◆ **Problem to work on**
Wherever a line of the data contains "使用下面的", copy that line.

___ Records ___

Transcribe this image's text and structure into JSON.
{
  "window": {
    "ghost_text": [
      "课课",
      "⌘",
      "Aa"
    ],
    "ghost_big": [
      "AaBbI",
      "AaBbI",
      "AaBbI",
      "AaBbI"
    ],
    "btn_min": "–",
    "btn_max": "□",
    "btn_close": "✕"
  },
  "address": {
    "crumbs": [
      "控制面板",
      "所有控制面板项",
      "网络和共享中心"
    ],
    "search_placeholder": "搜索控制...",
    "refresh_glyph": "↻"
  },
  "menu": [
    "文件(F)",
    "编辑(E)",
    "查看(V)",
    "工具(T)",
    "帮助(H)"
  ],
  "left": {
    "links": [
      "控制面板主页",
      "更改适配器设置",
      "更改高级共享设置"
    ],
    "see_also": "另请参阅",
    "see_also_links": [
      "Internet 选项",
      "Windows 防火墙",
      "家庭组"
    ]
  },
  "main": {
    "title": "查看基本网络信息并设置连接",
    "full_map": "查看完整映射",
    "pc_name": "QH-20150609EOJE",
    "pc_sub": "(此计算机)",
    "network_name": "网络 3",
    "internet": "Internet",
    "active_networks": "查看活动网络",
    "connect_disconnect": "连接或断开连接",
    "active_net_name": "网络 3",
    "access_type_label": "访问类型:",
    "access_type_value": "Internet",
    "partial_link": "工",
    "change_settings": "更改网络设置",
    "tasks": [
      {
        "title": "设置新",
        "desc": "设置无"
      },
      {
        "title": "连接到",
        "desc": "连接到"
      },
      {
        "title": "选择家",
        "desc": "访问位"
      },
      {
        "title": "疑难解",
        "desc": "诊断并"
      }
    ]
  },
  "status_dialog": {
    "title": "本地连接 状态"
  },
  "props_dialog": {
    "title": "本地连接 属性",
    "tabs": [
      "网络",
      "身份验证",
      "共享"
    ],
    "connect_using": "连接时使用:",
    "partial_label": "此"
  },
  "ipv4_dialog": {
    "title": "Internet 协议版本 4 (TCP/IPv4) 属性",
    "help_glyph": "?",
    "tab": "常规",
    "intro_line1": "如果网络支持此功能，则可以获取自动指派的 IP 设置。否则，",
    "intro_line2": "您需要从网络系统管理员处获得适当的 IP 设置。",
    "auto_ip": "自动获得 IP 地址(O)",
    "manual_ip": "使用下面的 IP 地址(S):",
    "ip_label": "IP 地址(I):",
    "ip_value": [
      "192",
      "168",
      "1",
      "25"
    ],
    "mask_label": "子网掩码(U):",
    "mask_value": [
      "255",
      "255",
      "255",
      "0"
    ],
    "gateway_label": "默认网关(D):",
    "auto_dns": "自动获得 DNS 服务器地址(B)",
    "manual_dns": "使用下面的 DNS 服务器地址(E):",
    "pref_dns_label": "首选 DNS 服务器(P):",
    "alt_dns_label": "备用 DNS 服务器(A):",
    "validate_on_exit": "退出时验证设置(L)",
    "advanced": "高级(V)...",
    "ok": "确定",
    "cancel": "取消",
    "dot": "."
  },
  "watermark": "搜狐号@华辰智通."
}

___

◆ **Response to this exercise**
    "manual_ip": "使用下面的 IP 地址(S):",
    "manual_dns": "使用下面的 DNS 服务器地址(E):",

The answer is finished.